|A brief history of Lladro
|In 1953, three Lladró brothers enrolled in the Valencia School of Arts and Crafts, where
Juan and José studied drawing and painting, while the youngest brother, Vicente, took up
sculpture. They fired their first ceramic creations in an experimental Moorish kiln which
they made at their parent's home in Almàssera (Valencia). Starting with simple flowers and
vessels they honed their skills and sold their pieces until over the years their workshop
expanded sufficiently to become a factory. By 1955 they had begun making sculptures
influenced by the trends of the 18th century. These pieces evoked the works of former

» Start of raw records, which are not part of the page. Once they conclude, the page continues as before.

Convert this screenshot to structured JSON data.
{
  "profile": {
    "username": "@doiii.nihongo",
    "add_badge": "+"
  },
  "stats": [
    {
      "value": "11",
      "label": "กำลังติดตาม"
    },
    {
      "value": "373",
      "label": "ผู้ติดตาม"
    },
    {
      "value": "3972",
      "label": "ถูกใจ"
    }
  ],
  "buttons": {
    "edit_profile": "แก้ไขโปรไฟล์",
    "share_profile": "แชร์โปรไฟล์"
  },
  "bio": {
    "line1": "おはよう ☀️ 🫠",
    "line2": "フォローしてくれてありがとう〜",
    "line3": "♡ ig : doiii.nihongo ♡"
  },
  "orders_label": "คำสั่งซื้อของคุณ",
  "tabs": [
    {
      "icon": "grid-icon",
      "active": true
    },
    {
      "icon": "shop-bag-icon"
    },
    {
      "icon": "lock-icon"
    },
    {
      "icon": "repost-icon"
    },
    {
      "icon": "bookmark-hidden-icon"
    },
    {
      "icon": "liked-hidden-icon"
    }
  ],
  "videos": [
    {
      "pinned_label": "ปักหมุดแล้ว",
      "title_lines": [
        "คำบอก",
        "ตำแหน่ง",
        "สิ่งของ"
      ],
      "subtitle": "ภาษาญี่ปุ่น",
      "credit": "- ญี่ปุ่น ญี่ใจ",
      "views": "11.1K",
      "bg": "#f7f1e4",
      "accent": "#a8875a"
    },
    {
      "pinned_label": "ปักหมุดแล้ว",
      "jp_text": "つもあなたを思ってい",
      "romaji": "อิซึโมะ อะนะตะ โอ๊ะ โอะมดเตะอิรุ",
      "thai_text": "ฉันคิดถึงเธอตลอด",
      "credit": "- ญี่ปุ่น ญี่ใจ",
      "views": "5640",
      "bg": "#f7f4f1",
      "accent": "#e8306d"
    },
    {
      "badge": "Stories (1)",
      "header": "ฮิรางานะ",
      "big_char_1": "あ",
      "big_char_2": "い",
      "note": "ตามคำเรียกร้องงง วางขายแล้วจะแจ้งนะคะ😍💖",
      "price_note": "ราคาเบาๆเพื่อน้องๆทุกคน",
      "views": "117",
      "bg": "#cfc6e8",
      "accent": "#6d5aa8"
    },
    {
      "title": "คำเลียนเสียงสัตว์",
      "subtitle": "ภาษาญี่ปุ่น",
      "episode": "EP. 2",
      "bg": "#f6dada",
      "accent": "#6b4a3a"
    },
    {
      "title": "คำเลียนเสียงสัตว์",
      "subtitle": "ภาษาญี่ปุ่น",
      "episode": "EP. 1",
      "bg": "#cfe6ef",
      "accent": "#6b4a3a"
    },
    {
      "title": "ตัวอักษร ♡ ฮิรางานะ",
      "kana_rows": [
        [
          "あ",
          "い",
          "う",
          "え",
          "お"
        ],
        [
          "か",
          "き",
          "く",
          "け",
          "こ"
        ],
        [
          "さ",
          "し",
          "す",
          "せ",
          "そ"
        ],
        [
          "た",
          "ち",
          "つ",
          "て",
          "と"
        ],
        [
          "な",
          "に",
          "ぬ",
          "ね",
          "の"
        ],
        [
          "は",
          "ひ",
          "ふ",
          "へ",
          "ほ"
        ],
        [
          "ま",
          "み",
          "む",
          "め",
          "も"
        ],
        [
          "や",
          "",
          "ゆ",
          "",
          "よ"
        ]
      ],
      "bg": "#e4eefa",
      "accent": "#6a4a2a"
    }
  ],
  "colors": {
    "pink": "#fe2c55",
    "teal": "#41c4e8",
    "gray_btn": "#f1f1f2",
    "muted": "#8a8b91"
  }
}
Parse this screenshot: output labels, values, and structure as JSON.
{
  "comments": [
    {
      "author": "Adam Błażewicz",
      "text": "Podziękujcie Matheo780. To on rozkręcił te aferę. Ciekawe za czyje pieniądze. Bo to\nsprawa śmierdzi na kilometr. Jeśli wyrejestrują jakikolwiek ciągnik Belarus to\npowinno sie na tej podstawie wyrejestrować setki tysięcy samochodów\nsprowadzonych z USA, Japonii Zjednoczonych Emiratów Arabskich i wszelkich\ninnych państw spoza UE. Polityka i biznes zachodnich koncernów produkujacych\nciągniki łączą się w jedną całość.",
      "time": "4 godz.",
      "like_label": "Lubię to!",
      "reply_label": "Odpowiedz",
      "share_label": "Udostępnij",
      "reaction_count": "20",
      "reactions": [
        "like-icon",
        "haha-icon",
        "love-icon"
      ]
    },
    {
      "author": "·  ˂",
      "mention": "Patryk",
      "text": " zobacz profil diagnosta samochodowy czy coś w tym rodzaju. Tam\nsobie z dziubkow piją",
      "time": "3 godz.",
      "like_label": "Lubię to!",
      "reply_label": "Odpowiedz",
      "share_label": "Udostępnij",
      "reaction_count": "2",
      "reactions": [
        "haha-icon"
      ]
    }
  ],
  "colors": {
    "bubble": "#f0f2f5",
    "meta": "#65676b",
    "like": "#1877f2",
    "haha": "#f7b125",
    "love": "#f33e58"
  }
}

porcelain artists such as Meissen, Sèvres and Capodimonte, for which Lladro are now so
Demand for Lladró creations suddenly grew and the brothers introduced innovations not
only in the design and style of the figurines but also in the firing techniques, reducing the
three-layer firing to a one-layer process. One-firing is an innovative method which creates
the crystalline finish and the pastel tonalities typical of Lladró works.
The 1960s were years of strong growth and development. In fact, the studios in Tavernes
were enlarged seven times until in 1969 the foundations were laid for what was to become
Porcelain City, the home of Lladró porcelain art today. For over two decades since that
time, Lladró has continued to spread throughout the world, fueling growth back home in
tiny Tavernes. Today they employ over a thousand people and Lladró markets its creations
in over one hundred countries around the world.
In the new millennium Lladró continues to innovate as their contemporary collections with
artists such as Jaime Hayon, Bodo Sperlein and Committee prove. Drawing on Lladró's rich history and expertise these collections are ensuring a modern relevance.